We all get a bit stuck in our comfort zone and when scaning through new recipes, I must admit I have a tendency to stick to the familiar, so I nearly bypassed this Ottolenghi recipe I found when looking for a new way of using up chard. For a start it was called Swiss Chard and Herb Tart with Young Cheese, and I knew for sure that I did not have any “young cheese” lying around in my fridge, nor was I very likely to be able to get hold of any very easily in the culinary void of Wimbledon. Secondly, I wasn’t sure about the mint. I am always a little wary of cooking mint. I little too much and it can end up tasting like toothpaste. I wasn’t sure about the quantities of the ingredients – follow the net weights not the descriptions. 8 large chard leaves turned out to be a whole bag of chard from Riverford. And finally I didn’t have any courgette flowers – too early in the year for my allotment. But I decided to make it anyway and I am really pleased that I did. It is absolutely delicious, even without the courgette flowers. For the young cheese, I used a Abergavenny goat’s cheese that I found in Sainsbury’s.
Swiss chard and herb tart with young cheese
Adapted from Yotem Ottolenghi. Serves four as a main course.
½ small red onion, thinly sliced (85g net)
3 celery stalks and leaves, thinly sliced (220g net)
8 large chard leaves, roughly chopped, white stalks discarded (175g net)
2 garlic cloves, thinly sliced
2 tbsp torn mint leaves
2 tbsp chopped parsley
2 tsp chopped sage
2 tbsp olive oil, plus extra for drizzling
75g feta, crumbled
50g pecorino, finely grated
15g pine nuts, lightly toasted
Grated zest of 1 lemon
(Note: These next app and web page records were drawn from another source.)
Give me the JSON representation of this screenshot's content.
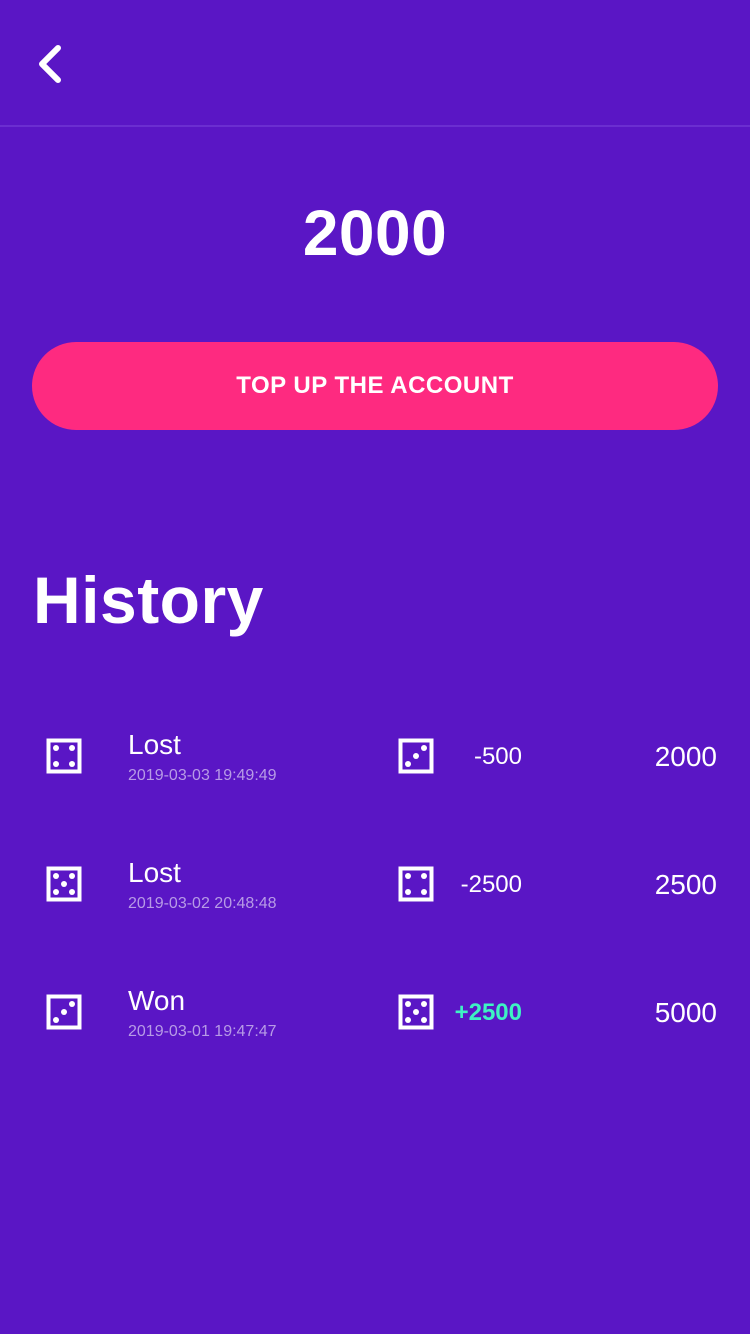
{
  "header": {
    "back_icon": "chevron-left-icon"
  },
  "balance": {
    "value": "2000"
  },
  "topup": {
    "label": "TOP UP THE ACCOUNT",
    "color": "#fe2a80"
  },
  "history": {
    "title": "History",
    "items": [
      {
        "status": "Lost",
        "timestamp": "2019-03-03 19:49:49",
        "change": "-500",
        "total": "2000",
        "left_die": 4,
        "right_die": 3,
        "left_icon": "dice-four-icon",
        "right_icon": "dice-three-icon"
      },
      {
        "status": "Lost",
        "timestamp": "2019-03-02 20:48:48",
        "change": "-2500",
        "total": "2500",
        "left_die": 5,
        "right_die": 4,
        "left_icon": "dice-five-icon",
        "right_icon": "dice-four-icon"
      },
      {
        "status": "Won",
        "timestamp": "2019-03-01 19:47:47",
        "change": "+2500",
        "total": "5000",
        "left_die": 3,
        "right_die": 5,
        "left_icon": "dice-three-icon",
        "right_icon": "dice-five-icon",
        "win": true
      }
    ]
  },
  "colors": {
    "background": "#5a16c5",
    "win": "#3ef2c3",
    "timestamp": "#b79be6"
  }
}
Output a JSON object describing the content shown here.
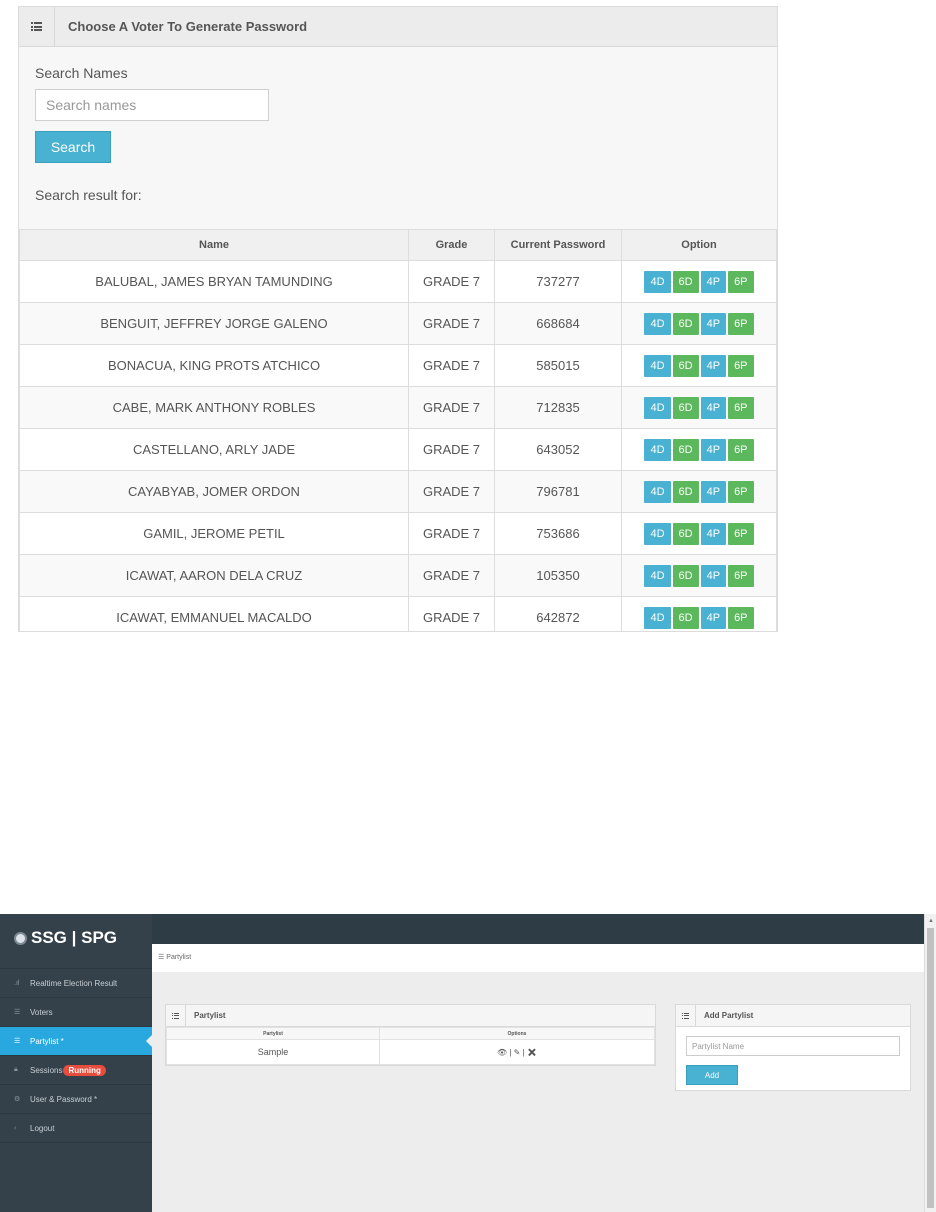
{
  "voter_panel": {
    "title": "Choose A Voter To Generate Password",
    "search_label": "Search Names",
    "search_placeholder": "Search names",
    "search_button": "Search",
    "result_label": "Search result for:",
    "columns": [
      "Name",
      "Grade",
      "Current Password",
      "Option"
    ],
    "option_buttons": [
      "4D",
      "6D",
      "4P",
      "6P"
    ],
    "rows": [
      {
        "name": "BALUBAL, JAMES BRYAN TAMUNDING",
        "grade": "GRADE 7",
        "password": "737277"
      },
      {
        "name": "BENGUIT, JEFFREY JORGE GALENO",
        "grade": "GRADE 7",
        "password": "668684"
      },
      {
        "name": "BONACUA, KING PROTS ATCHICO",
        "grade": "GRADE 7",
        "password": "585015"
      },
      {
        "name": "CABE, MARK ANTHONY ROBLES",
        "grade": "GRADE 7",
        "password": "712835"
      },
      {
        "name": "CASTELLANO, ARLY JADE",
        "grade": "GRADE 7",
        "password": "643052"
      },
      {
        "name": "CAYABYAB, JOMER ORDON",
        "grade": "GRADE 7",
        "password": "796781"
      },
      {
        "name": "GAMIL, JEROME PETIL",
        "grade": "GRADE 7",
        "password": "753686"
      },
      {
        "name": "ICAWAT, AARON DELA CRUZ",
        "grade": "GRADE 7",
        "password": "105350"
      },
      {
        "name": "ICAWAT, EMMANUEL MACALDO",
        "grade": "GRADE 7",
        "password": "642872"
      }
    ]
  },
  "admin": {
    "logo": "SSG | SPG",
    "breadcrumb": "Partylist",
    "sidebar": [
      {
        "label": "Realtime Election Result",
        "icon": "bar-chart-icon",
        "glyph": ".ıl"
      },
      {
        "label": "Voters",
        "icon": "list-icon",
        "glyph": "☰"
      },
      {
        "label": "Partylist *",
        "icon": "list-icon",
        "glyph": "☰"
      },
      {
        "label": "Sessions",
        "icon": "lock-icon",
        "glyph": "🔒︎",
        "badge": "Running"
      },
      {
        "label": "User & Password *",
        "icon": "gear-icon",
        "glyph": "⚙"
      },
      {
        "label": "Logout",
        "icon": "chevron-left-icon",
        "glyph": "‹"
      }
    ],
    "partylist_box": {
      "title": "Partylist",
      "columns": [
        "Partylist",
        "Options"
      ],
      "rows": [
        {
          "name": "Sample",
          "options": "👁 | ✎ | ✖"
        }
      ]
    },
    "add_box": {
      "title": "Add Partylist",
      "placeholder": "Partylist Name",
      "button": "Add"
    }
  }
}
350g all-butter puff pastry, I used ready rolled
100g brocciu cheese (fresh cheese) or ricotta or fresh goat’s cheese
6 Courgette flowers, cut in half length-ways (optional)
1 egg, lightly beaten
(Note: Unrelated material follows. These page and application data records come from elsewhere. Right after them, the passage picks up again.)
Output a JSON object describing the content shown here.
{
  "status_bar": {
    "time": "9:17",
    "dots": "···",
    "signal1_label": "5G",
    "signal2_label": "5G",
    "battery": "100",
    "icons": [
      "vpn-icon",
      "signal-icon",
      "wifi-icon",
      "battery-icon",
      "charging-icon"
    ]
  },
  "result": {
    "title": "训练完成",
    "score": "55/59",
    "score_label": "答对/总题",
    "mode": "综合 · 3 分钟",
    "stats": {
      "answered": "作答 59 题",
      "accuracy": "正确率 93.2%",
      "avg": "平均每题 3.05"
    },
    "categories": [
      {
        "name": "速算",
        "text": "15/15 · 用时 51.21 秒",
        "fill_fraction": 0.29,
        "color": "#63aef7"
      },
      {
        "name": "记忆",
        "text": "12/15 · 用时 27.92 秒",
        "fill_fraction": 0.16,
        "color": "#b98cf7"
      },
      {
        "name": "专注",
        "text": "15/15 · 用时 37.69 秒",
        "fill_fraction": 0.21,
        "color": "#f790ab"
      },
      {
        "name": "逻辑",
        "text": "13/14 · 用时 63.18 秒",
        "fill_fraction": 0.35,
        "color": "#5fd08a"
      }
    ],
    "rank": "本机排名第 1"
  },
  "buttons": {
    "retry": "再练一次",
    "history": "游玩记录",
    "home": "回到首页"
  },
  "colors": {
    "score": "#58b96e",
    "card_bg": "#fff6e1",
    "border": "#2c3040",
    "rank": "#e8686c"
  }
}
Salt and black pepper
Place a large frying pan on medium-high heat and sauté the onion, celery, chard, garlic, mint, parsley and sage in the olive oil. Cook, stirring continuously, for 15 minutes or until the greens are wilted and the celery has softened completely. Remove from the heat and stir through the feta, pecorino, pine nuts, lemon zest, ¼ teaspoon of salt and a hearty grind of black pepper. Leave aside to cool.
Preheat the oven to 200C.
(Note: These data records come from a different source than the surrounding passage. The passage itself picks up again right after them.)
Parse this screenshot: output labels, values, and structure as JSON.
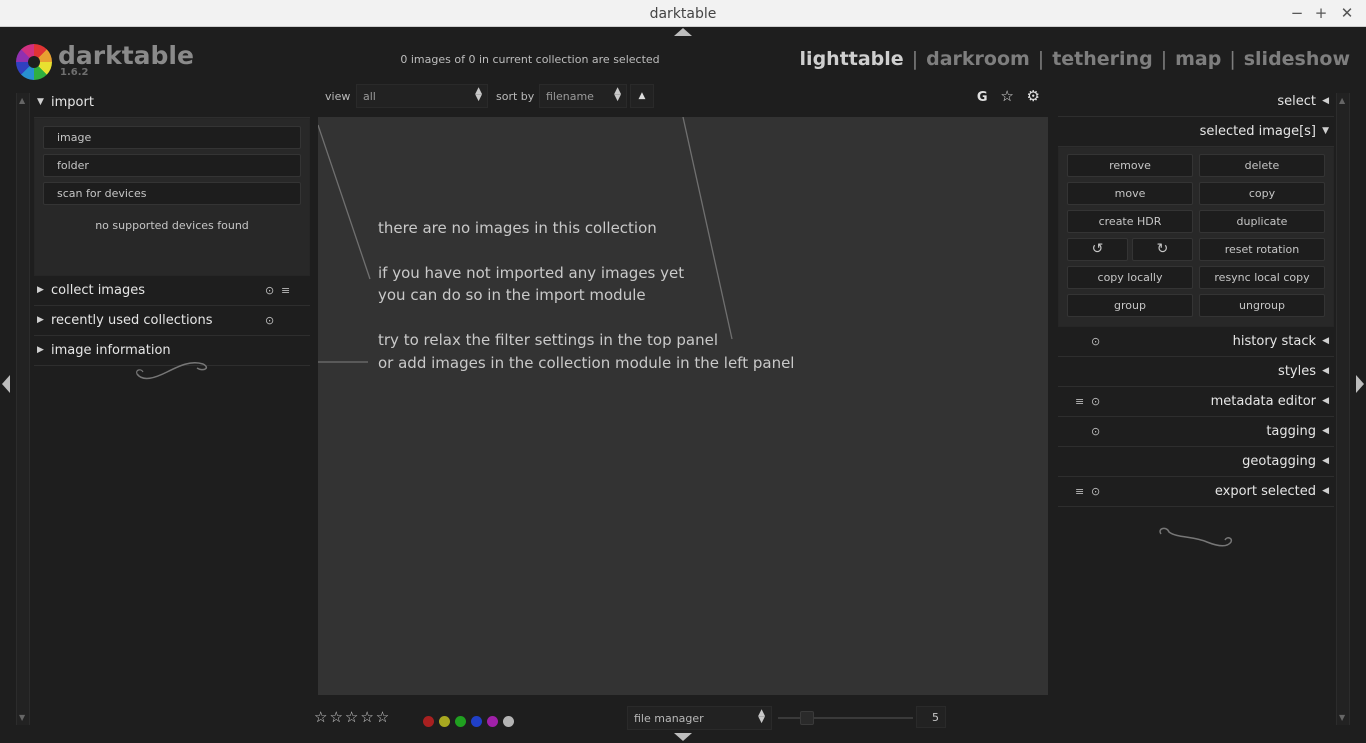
{
  "window": {
    "title": "darktable",
    "minimize": "−",
    "maximize": "+",
    "close": "✕"
  },
  "header": {
    "app_name": "darktable",
    "version": "1.6.2",
    "selection_info": "0 images of 0 in current collection are selected",
    "views": [
      "lighttable",
      "darkroom",
      "tethering",
      "map",
      "slideshow"
    ],
    "view_separator": "|",
    "active_view": "lighttable"
  },
  "left_panel": {
    "import": {
      "label": "import",
      "buttons": [
        "image",
        "folder",
        "scan for devices"
      ],
      "status": "no supported devices found"
    },
    "modules": [
      {
        "label": "collect images",
        "icons": [
          "⊙",
          "≡"
        ]
      },
      {
        "label": "recently used collections",
        "icons": [
          "⊙"
        ]
      },
      {
        "label": "image information",
        "icons": []
      }
    ]
  },
  "top_bar": {
    "view_label": "view",
    "view_value": "all",
    "sort_label": "sort by",
    "sort_value": "filename",
    "sort_direction": "▲",
    "icons": {
      "grouping": "G",
      "overlays": "☆",
      "preferences": "⚙"
    }
  },
  "center": {
    "messages": [
      "there are no images in this collection",
      "if you have not imported any images yet",
      "you can do so in the import module",
      "try to relax the filter settings in the top panel",
      "or add images in the collection module in the left panel"
    ]
  },
  "bottom_bar": {
    "stars": "☆☆☆☆☆",
    "color_labels": [
      "#a82020",
      "#a8a820",
      "#20a020",
      "#2040c8",
      "#a020a8",
      "#b4b4b4"
    ],
    "layout_value": "file manager",
    "zoom_value": "5"
  },
  "right_panel": {
    "select": {
      "label": "select"
    },
    "selected_images": {
      "label": "selected image[s]",
      "buttons": {
        "remove": "remove",
        "delete": "delete",
        "move": "move",
        "copy": "copy",
        "create_hdr": "create HDR",
        "duplicate": "duplicate",
        "rotate_left": "↺",
        "rotate_right": "↻",
        "reset_rotation": "reset rotation",
        "copy_locally": "copy locally",
        "resync_local_copy": "resync local copy",
        "group": "group",
        "ungroup": "ungroup"
      }
    },
    "modules": [
      {
        "label": "history stack",
        "icons": [
          "⊙"
        ]
      },
      {
        "label": "styles",
        "icons": []
      },
      {
        "label": "metadata editor",
        "icons": [
          "≡",
          "⊙"
        ]
      },
      {
        "label": "tagging",
        "icons": [
          "⊙"
        ]
      },
      {
        "label": "geotagging",
        "icons": []
      },
      {
        "label": "export selected",
        "icons": [
          "≡",
          "⊙"
        ]
      }
    ]
  }
}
Roll the pastry, if necessary to a 3mm thick sheet and cut it into a circle, approximately 30cm in diameter. Place on an oven tray lined with baking paper. Spread the filling out on the pastry leaving a 3 centimetre edge all the way around. Dot the filling with large chunks of brocciu, ricotta or fresh goat’s cheese. Top with courgette flowers, if using. Bring the pastry up around the sides of the filling and pinch the edges together firmly to form a secure, decorative lip over the edge of the tart. Alternatively press with the end of a fork. Brush the pastry with egg and refrigerate for 10 minutes.
Bake the tart in the oven for 30 minutes until the pastry is golden and cooked on the base. Remove from the oven and brush with a little olive oil. Serve warm or at room temperature.